The path of wisdom practice—investigating inward from the coarsest objects to the most refined—is exemplified in the Four Foundations of Mindfulness or the Four Satipaṭṭhāna: body, feeling, citta and dhammā. Here we have a path leading progressively from the external to the internal. The body, being external, is the most obvious. Going inward, feeling is represented by the more subtle feeling-body.
More subtle still is citta or states of mind. Lastly, there is dhammā, which is the content of the mind—the subtlest phenomena of all. Each of these four is a domain of personal experience, and each is a mode of establishing mindfulness...
... Various factors make up the processes of the mind. There are feelings and memories; then the two major factors that make up thought, which are sankhāras and dhammas. By sankhāras, we mean the mental formations that create thoughts and ideas. When sankhāras group together, they form states of mind, which are combinations of many different factors, like anxiety, anger, conceit, compassion, concentration and so on. In the case of establishing mindfulness in the domain of mental states, we see the arising and ceasing of the factors that comprise those states, and the relationship between those states and our experience of body and feeling.
The fourth domain of satipaṭṭhāna, dhammā, refers to the content of the mind. The dhammas are the basic elements that make up mental formations and states of mind, and those elementary factors cannot be reduced any further. They are qualities and faculties that arise in the mind. For instance, pure hatred and pure greed are dhammas. They simply arise on their own, and they cannot be dissected any further....
...When mindfulness is well established in the internal body, the relationship between feelings and the states of mind that define and interpret them becomes apparent. In other words, the way we interpret the feelings that define how we experience the body is determined by our mental state. From that understanding, we realize that the mind is the true basis of feeling. As our contemplation moves deeper into mental states, our attachment to the domain of feeling—an essential aspect of our personal identity—starts to fade into the back-ground. Feelings now appear external, and the primary focus turns inward to our mental states.
With the establishment of mindfulness firmly based in the domain of mental states, the subtle phenomena that make up the content of the mind are more readily perceived. These mental phenomena are far more refined than the states of mind they bring into being, and therefore more “internal” in relation to mental processes. In the final analysis, attachment to these subtle phenomena must be overcome in order to attain the mind’s liberation..."
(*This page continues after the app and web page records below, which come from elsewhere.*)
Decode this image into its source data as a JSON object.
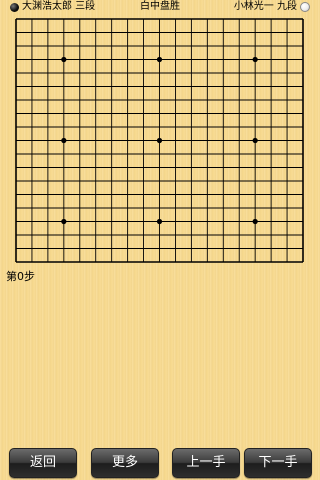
{
  "header": {
    "black_player": "大渊浩太郎 三段",
    "result": "白中盘胜",
    "white_player": "小林光一 九段"
  },
  "board": {
    "size": 19,
    "star_points": [
      [
        3,
        3
      ],
      [
        9,
        3
      ],
      [
        15,
        3
      ],
      [
        3,
        9
      ],
      [
        9,
        9
      ],
      [
        15,
        9
      ],
      [
        3,
        15
      ],
      [
        9,
        15
      ],
      [
        15,
        15
      ]
    ],
    "line_color": "#000000"
  },
  "status": {
    "move_count": "第0步"
  },
  "footer": {
    "back_label": "返回",
    "more_label": "更多",
    "prev_label": "上一手",
    "next_label": "下一手"
  }
}
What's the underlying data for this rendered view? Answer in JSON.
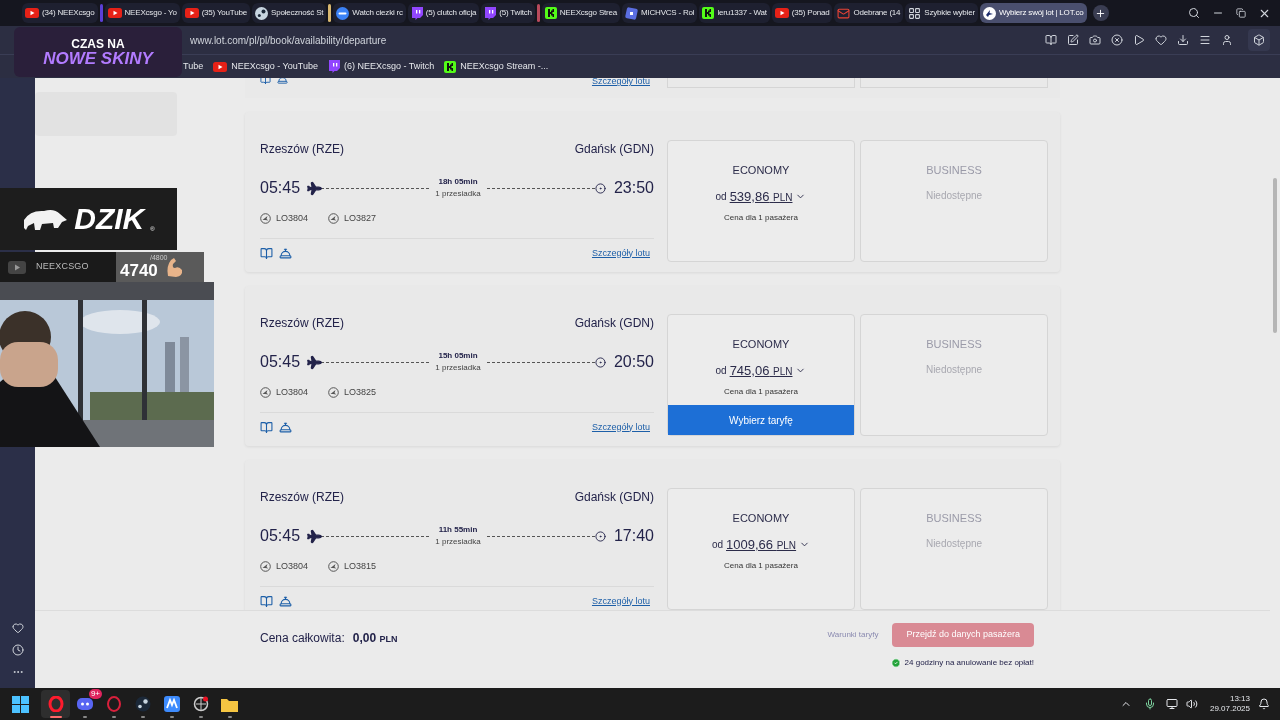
{
  "tabs": [
    {
      "kind": "youtube",
      "title": "(34) NEEXcsgo",
      "selected": false
    },
    {
      "kind": "youtube",
      "title": "NEEXcsgo - Yo",
      "selected": false,
      "color": "#5b3fd6"
    },
    {
      "kind": "youtube",
      "title": "(35) YouTube",
      "selected": false
    },
    {
      "kind": "steam",
      "title": "Społeczność St",
      "selected": false
    },
    {
      "kind": "link",
      "title": "Watch ciezki rc",
      "selected": false,
      "color": "#d9b870"
    },
    {
      "kind": "twitch",
      "title": "(5) clutch oficja",
      "selected": false
    },
    {
      "kind": "twitch",
      "title": "(5) Twitch",
      "selected": false
    },
    {
      "kind": "kick",
      "title": "NEEXcsgo Strea",
      "selected": false,
      "color": "#b84a5c"
    },
    {
      "kind": "square",
      "title": "MICHVCS - Rol",
      "selected": false
    },
    {
      "kind": "kick",
      "title": "leru1337 - Wat",
      "selected": false
    },
    {
      "kind": "youtube",
      "title": "(35) Ponad",
      "selected": false
    },
    {
      "kind": "mail",
      "title": "Odebrane (14",
      "selected": false
    },
    {
      "kind": "grid",
      "title": "Szybkie wybier",
      "selected": false
    },
    {
      "kind": "lot",
      "title": "Wybierz swój lot | LOT.co",
      "selected": true
    }
  ],
  "address": "www.lot.com/pl/pl/book/availability/departure",
  "bookmarks": [
    {
      "kind": "none",
      "title": "Tube"
    },
    {
      "kind": "youtube",
      "title": "NEEXcsgo - YouTube"
    },
    {
      "kind": "twitch",
      "title": "(6) NEEXcsgo - Twitch"
    },
    {
      "kind": "kick",
      "title": "NEEXcsgo Stream -..."
    }
  ],
  "stream_overlay": {
    "promo_line_1": "CZAS NA",
    "promo_line_2": "NOWE SKINY",
    "sponsor": "DZIK",
    "sponsor_mark": "®",
    "channel": "NEEXCSGO",
    "goal": "/4800",
    "count": "4740"
  },
  "partial_card": {
    "details_link": "Szczegóły lotu"
  },
  "flights": [
    {
      "from": "Rzeszów (RZE)",
      "to": "Gdańsk (GDN)",
      "departure": "05:45",
      "arrival": "23:50",
      "duration": "18h 05min",
      "stops": "1 przesiadka",
      "flight_numbers": [
        "LO3804",
        "LO3827"
      ],
      "details_link": "Szczegóły lotu",
      "economy": {
        "label": "ECONOMY",
        "prefix": "od",
        "price": "539,86",
        "currency": "PLN",
        "note": "Cena dla 1 pasażera"
      },
      "business": {
        "label": "BUSINESS",
        "status": "Niedostępne"
      }
    },
    {
      "from": "Rzeszów (RZE)",
      "to": "Gdańsk (GDN)",
      "departure": "05:45",
      "arrival": "20:50",
      "duration": "15h 05min",
      "stops": "1 przesiadka",
      "flight_numbers": [
        "LO3804",
        "LO3825"
      ],
      "details_link": "Szczegóły lotu",
      "economy": {
        "label": "ECONOMY",
        "prefix": "od",
        "price": "745,06",
        "currency": "PLN",
        "note": "Cena dla 1 pasażera",
        "button": "Wybierz taryfę"
      },
      "business": {
        "label": "BUSINESS",
        "status": "Niedostępne"
      }
    },
    {
      "from": "Rzeszów (RZE)",
      "to": "Gdańsk (GDN)",
      "departure": "05:45",
      "arrival": "17:40",
      "duration": "11h 55min",
      "stops": "1 przesiadka",
      "flight_numbers": [
        "LO3804",
        "LO3815"
      ],
      "details_link": "Szczegóły lotu",
      "economy": {
        "label": "ECONOMY",
        "prefix": "od",
        "price": "1009,66",
        "currency": "PLN",
        "note": "Cena dla 1 pasażera"
      },
      "business": {
        "label": "BUSINESS",
        "status": "Niedostępne"
      }
    }
  ],
  "footer": {
    "total_label": "Cena całkowita:",
    "total": "0,00",
    "currency": "PLN",
    "terms_link": "Warunki taryfy",
    "terms_disabled": true,
    "continue_button": "Przejdź do danych pasażera",
    "continue_disabled": true,
    "cancel_note": "24 godziny na anulowanie bez opłat!"
  },
  "taskbar": {
    "apps": [
      {
        "kind": "opera",
        "active": true
      },
      {
        "kind": "discord",
        "active": false,
        "badge": "9+"
      },
      {
        "kind": "opera-gx",
        "active": false
      },
      {
        "kind": "steam",
        "active": false
      },
      {
        "kind": "app",
        "active": false
      },
      {
        "kind": "globe",
        "active": false
      },
      {
        "kind": "folder",
        "active": false
      }
    ],
    "time": "13:13",
    "date": "29.07.2025"
  }
}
From my perspective this is a very neat explanation. I include the following as supplementary for those not so familiar with their teachings.
From the tornado of self. https://www.youtube.com/watch?v=9ldqXnI6mRo
“The Citta as referenced in the forest tradition as the structure to which mind finds support. Citta is nibhana in the state of the complete removal of sankhāras. When the citta is ruled by the fundamental ignorance of avijjã and tainted by kilesas, it pushes the khandhas to do unwholesome actions of body, speech and mind. When Dhamma is in control, wholesome actions occur.”
From Uncommon wisdom.
“By the same reasoning, the Noble Eightfold Path is not a path that one travels along as one would a road or a walkway. Rather, the Path is set up as a mode of transcendence. When we have done the work to set the Path up correctly, it acts like a channel for transcendent states of mind to arise—Sotāpanna, Sakadāgāmī, Anāgāmī and Arahant. Because of that, all the path factors arise simultaneously. It is a difficult feat to accomplish because we must get all of those factors just right at the same moment. Having done the work, when the right conditions arise, they will all come together and bring forth the path moment.
In order to accomplish this, we must gradually develop all of the conditions which are necessary for that moment to take place. It involves not only formal meditation practice but all of our activities throughout the day. Effort and wisdom must be present at all times in order to turn every situation into Dhamma.”